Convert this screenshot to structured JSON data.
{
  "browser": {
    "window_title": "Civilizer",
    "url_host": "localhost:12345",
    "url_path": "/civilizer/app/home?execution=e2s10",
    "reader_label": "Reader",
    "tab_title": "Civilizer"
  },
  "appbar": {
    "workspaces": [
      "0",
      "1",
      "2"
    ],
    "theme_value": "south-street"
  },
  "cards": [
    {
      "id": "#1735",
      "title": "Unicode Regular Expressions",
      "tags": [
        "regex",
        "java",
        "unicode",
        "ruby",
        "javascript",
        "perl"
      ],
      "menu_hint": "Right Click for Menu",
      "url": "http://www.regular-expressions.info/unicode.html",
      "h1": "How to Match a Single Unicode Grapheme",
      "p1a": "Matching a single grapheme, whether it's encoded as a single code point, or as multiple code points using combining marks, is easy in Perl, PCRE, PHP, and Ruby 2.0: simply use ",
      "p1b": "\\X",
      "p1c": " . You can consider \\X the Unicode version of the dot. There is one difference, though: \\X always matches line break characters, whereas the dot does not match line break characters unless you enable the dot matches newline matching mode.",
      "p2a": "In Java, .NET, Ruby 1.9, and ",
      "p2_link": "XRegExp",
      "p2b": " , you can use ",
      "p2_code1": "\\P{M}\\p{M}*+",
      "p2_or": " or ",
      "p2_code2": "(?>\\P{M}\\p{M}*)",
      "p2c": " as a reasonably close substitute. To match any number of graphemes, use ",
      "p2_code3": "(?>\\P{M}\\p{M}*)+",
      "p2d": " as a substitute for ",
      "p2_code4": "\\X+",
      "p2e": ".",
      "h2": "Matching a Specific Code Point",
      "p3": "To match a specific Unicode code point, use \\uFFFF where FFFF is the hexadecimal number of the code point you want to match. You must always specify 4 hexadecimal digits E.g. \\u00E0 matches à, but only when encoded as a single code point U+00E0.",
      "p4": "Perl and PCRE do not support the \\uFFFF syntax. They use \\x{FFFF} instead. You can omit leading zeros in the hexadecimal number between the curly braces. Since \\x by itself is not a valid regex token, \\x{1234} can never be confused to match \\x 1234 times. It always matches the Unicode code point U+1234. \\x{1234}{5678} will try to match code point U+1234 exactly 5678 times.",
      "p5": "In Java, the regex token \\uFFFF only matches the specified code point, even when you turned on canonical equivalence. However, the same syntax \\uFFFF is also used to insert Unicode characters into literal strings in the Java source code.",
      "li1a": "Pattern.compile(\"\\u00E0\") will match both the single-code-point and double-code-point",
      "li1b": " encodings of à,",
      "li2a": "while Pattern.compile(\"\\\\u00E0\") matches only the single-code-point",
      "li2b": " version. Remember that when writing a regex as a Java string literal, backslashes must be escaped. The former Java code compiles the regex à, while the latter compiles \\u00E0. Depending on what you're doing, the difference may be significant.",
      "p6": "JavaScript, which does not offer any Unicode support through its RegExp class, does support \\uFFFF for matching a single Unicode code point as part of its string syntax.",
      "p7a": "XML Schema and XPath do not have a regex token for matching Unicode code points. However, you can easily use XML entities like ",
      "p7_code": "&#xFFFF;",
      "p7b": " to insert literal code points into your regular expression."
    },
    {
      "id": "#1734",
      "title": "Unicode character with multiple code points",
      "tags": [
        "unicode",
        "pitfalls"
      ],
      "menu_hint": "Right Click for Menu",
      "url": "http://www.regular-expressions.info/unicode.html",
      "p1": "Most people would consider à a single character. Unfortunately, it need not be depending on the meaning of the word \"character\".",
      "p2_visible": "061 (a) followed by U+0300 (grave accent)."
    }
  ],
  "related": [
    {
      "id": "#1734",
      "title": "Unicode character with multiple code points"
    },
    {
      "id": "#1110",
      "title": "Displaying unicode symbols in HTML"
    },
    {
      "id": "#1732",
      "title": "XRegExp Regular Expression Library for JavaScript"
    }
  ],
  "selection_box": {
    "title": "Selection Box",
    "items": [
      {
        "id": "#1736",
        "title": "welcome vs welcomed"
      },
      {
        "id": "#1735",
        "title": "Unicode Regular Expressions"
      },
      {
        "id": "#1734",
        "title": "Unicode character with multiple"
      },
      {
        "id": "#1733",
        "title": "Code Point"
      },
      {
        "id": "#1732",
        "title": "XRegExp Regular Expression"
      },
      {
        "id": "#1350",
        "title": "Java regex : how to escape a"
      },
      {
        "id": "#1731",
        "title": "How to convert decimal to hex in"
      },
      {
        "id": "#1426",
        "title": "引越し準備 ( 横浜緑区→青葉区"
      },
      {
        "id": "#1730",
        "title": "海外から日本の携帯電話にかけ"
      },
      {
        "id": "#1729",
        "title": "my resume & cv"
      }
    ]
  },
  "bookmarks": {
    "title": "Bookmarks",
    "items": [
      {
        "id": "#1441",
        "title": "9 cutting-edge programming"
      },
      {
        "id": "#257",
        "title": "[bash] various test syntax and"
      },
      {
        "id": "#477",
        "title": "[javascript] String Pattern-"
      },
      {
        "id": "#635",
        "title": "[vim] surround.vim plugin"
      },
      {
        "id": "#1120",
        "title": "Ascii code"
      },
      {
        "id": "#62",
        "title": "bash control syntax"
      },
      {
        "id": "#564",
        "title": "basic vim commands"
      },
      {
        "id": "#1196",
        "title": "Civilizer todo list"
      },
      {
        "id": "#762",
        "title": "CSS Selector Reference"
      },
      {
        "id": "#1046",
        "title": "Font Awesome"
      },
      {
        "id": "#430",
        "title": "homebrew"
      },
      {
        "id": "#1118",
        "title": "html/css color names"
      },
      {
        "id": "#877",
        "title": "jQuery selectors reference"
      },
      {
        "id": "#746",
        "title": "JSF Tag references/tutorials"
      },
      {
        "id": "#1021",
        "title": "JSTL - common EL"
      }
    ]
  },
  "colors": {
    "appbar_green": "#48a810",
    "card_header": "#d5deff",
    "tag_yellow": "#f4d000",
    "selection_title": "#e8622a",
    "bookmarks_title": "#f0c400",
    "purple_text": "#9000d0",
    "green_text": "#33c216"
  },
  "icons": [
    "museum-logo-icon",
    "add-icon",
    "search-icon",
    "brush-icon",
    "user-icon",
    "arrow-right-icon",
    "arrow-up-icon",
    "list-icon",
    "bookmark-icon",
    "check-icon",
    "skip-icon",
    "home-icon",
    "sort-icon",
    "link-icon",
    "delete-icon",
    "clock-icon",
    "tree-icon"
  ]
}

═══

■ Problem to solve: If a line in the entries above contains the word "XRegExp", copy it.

■ Your solution:
      "p2_link": "XRegExp",
      "title": "XRegExp Regular Expression Library for JavaScript"
        "title": "XRegExp Regular Expression"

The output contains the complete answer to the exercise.